Vic Nyman| Cloudtimes
Several industry leaders have declared that 2013 will be The Year of the Hybrid Cloud. Cloud as a business concept has taken off – Amazon Web Services revenue is projected to grow to $3.8 Billion in 2013, with continued rapid growth projected for several years out. Hybrid Cloud involves applications that combine elements of Cloud deployments (usually the web server layer of public-facing applications) with on premise servers (usually the proprietary, high-value elements of the application). The hybrid approach combines the flexibility and rapid scalability of Cloud deployments with the security and dependability of the company-owned Data Center. But so far the adopter profile for Cloud deployments is largely skewed toward small and mid-sized companies.
Survey Results: IT Executives Are Polarized in Views of Public Cloud
A recent BlueStripe survey of IT Executives from large companies revealed that enterprise-scale organizations remain hesitant about deploying applications to the Cloud. Twenty-five percent of those surveyed said their company had no plans to move to public or hybrid cloud, and another 56% said that while cloud options were being considered, no decisions had been made. Only 3% said that they have invested heavily in public or hybrid cloud deployments.
So how will 2013 be The Year of the Hybrid Cloud? Three simple concepts – flexibility, cost, and management.
Hybrid Cloud Deployments – Combining the Best of Both Worlds
Webster’s defines Hybrid as “being composed of two diverse elements.” Implementing a Hybrid Cloud environment leverages the strengths of Cloud deployments, while minimizing the risks by maintaining control of back-end systems in the data center.
Concerns with applications in the Cloud center on three things: attaining flexible scalability, securing back-end data, and managing application performance. A properly architected Hybrid Cloud deployment makes it easy to achieve all three.
Using Hybrid Cloud environments, IT teams can deploy applications faster, adjust capacity to meet demand in real time, and consolidate server management for potentially huge cost savings. Hybrid Cloud allows companies to keep control over their secure, proprietary data. The remaining issue is the potential loss of application and transaction management visibility.
Managing Applications In the Cloud: Closing Visibility Gaps
Whether chasing down an error-prone patch, an integration issue between two servers, or just an overall slow application, IT Operations teams need complete transaction visibility to understand, monitor, and manage application performance and availability, both in and out of the Cloud environment. Until now, the “appropriate” level of management visibility has been dependent on deployment specifics – with public deployments demanding less visibility than the IT Operations-controlled internal physical and virtual environments. Hybrid Clouds, however, turn that notion on its head, requiring the most visibility across all pieces of the application environment.

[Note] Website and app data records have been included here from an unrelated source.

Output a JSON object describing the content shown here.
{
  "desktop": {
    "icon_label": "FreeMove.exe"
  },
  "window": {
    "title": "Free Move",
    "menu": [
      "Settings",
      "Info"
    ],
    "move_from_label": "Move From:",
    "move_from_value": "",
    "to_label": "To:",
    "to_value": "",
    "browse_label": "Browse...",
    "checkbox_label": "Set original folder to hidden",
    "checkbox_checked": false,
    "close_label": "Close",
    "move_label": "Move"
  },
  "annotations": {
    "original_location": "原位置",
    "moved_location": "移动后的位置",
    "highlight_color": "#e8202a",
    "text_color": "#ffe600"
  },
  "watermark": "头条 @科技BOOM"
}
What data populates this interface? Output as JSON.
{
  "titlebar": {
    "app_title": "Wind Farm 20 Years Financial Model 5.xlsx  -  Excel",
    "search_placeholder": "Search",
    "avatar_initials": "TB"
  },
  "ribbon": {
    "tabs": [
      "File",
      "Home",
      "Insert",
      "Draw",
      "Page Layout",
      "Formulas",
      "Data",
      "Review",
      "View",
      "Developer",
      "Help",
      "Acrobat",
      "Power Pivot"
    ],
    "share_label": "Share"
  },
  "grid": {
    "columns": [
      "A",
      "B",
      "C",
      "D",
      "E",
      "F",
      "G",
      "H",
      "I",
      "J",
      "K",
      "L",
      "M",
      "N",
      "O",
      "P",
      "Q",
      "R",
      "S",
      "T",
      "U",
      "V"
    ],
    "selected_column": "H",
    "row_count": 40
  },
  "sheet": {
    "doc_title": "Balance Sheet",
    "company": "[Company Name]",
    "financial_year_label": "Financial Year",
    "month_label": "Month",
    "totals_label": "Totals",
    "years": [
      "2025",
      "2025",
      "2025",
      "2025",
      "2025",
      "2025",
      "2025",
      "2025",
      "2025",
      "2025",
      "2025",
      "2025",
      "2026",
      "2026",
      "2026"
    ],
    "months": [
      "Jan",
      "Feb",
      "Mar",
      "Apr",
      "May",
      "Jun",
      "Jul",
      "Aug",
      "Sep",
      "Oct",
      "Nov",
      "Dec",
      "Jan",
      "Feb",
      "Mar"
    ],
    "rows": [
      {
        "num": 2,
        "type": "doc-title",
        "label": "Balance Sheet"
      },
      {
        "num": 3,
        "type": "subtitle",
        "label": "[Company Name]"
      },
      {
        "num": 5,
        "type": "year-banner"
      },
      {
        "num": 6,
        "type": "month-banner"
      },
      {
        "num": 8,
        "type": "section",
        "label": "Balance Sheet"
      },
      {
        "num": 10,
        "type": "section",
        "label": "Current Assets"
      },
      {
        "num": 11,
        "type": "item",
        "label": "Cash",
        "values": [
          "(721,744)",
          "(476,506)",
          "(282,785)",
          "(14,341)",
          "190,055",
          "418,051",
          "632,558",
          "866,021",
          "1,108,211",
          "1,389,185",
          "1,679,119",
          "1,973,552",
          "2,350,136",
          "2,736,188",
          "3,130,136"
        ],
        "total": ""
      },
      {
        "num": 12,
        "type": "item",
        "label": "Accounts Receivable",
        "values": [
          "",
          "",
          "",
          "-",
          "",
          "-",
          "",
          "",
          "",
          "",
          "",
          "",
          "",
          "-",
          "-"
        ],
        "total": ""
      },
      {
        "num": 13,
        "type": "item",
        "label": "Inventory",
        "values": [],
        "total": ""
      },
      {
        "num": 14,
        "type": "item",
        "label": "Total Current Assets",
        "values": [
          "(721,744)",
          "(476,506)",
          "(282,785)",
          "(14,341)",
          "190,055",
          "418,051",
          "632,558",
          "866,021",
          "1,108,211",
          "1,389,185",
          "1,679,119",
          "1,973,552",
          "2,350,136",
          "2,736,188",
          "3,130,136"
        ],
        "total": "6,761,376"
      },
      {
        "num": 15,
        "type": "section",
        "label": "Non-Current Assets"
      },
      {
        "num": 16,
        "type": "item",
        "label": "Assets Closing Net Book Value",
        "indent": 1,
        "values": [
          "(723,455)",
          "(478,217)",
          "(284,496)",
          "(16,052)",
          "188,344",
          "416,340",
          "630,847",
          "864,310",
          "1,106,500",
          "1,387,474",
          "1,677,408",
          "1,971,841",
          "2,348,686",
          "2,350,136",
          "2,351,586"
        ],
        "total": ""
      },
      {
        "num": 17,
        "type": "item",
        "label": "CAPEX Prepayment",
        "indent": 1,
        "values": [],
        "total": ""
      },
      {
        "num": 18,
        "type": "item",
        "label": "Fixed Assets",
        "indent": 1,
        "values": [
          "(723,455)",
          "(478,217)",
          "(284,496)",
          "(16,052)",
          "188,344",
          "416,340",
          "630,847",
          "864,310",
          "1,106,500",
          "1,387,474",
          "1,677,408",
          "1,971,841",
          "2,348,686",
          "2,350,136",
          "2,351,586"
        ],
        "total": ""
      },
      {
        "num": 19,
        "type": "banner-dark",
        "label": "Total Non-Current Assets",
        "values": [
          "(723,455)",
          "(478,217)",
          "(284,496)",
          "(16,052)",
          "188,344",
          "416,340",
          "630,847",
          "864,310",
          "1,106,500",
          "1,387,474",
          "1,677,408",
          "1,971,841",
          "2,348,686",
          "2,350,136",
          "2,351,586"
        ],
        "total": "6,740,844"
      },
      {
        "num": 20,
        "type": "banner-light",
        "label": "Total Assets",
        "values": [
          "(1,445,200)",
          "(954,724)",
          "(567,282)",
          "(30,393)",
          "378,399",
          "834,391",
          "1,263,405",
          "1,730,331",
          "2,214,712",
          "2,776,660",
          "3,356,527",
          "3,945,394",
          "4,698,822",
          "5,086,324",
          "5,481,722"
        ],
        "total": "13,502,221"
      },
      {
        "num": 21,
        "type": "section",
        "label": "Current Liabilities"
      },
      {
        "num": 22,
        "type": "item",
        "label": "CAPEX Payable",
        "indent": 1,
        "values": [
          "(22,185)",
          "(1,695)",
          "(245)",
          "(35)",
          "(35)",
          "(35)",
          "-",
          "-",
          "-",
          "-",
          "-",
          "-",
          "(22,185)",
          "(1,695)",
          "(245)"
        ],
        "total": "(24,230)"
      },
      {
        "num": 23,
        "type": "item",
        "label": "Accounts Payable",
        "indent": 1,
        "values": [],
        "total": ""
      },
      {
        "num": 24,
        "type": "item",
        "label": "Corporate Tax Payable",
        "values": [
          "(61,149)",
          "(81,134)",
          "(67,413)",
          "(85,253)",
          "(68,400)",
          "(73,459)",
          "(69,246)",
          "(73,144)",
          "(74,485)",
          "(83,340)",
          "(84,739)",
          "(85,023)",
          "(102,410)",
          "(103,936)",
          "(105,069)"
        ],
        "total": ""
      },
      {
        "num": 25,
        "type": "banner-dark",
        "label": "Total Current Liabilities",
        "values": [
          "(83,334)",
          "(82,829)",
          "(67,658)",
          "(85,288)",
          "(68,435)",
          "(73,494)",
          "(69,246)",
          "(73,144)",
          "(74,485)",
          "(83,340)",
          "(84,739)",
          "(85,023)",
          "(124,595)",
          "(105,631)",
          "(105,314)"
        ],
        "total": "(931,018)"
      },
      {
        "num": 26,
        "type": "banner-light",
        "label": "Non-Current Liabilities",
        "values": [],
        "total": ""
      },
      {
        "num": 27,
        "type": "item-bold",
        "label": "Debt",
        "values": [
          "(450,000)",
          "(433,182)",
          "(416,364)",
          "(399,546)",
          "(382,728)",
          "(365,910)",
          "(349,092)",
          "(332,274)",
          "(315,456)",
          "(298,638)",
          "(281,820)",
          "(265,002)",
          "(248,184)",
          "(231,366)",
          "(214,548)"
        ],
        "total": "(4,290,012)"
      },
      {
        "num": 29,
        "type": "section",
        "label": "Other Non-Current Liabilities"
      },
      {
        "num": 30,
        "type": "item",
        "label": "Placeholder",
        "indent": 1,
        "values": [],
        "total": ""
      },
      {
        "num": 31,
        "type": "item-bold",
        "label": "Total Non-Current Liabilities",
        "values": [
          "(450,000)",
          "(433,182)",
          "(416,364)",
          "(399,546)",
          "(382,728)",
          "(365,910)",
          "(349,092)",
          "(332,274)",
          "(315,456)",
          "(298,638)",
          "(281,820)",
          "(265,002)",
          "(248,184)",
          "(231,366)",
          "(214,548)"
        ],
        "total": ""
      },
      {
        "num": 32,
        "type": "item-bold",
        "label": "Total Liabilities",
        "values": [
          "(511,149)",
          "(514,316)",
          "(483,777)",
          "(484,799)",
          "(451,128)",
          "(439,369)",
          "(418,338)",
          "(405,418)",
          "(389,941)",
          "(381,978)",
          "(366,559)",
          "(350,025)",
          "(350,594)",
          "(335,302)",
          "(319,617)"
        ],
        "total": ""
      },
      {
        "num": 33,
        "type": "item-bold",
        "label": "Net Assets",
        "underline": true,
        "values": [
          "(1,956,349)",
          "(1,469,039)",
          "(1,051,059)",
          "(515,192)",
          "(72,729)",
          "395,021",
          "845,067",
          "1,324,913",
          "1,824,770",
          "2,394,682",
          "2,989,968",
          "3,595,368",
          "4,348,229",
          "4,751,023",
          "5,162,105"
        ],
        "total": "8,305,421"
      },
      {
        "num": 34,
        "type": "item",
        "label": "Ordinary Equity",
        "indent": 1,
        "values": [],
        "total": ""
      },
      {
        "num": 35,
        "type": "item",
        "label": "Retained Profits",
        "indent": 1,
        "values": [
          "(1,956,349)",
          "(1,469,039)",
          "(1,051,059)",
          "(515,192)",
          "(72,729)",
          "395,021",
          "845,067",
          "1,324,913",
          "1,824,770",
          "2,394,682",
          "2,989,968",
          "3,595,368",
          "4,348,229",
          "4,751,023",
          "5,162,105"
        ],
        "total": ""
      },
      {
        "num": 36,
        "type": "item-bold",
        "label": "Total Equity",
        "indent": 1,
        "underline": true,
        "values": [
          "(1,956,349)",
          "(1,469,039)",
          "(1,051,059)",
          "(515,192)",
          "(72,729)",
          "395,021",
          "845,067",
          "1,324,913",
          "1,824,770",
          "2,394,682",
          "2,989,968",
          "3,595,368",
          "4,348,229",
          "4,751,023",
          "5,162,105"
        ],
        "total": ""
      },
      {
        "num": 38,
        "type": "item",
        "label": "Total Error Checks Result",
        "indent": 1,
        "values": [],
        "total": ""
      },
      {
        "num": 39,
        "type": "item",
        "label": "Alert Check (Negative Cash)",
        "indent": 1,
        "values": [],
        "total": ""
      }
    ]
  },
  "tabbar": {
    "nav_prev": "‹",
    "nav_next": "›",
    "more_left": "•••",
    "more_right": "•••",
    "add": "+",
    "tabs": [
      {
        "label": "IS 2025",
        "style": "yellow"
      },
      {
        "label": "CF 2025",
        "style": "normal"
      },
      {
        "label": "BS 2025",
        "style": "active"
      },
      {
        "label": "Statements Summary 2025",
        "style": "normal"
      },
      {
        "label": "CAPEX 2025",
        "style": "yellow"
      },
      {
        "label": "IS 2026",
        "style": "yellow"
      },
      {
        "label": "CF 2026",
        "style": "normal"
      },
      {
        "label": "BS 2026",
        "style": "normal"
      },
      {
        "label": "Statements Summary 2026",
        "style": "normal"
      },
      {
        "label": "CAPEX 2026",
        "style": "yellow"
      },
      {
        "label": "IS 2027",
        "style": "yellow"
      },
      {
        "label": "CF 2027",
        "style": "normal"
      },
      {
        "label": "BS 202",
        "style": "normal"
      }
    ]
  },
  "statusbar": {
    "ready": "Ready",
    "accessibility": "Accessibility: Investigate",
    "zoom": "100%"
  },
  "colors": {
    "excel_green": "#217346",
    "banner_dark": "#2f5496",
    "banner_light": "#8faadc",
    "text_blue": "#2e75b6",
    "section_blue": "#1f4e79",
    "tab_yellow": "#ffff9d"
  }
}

The visibility gap created by the separation of application functionality from server specification must be crossed to properly manage any Cloud environment. The key is to monitor end-to-end transaction performance across both parts – Cloud and Data Center:
- In the Data Center, knowing exactly which servers are involved in any given transaction helps the Operations team resolve performance issues. It also allows the architecture / development team to understand how the actual implementation relates to the original application code and architectures they put together. Without this visibility, its difficult – if not impossible – to avoid finger pointing exercises when problems occur.
- For Hybrid Cloud, there’s a different nuance. It’s not only necessary to know where transactions go in the Data Center and where they go in the Cloud, IT Operations teams also must be able to tie each transaction across the Cloud and through the Data Center.
Application Performance Management tools are evolving to allow for the complete visibility needed for end-to-end transaction visibility in Hybrid Cloud environments. With complete application visibility regardless of deployment architecture, enterprise companies are now in the position to take advantage of the same benefits that small and midsized companies are enjoying by using Cloud deployments.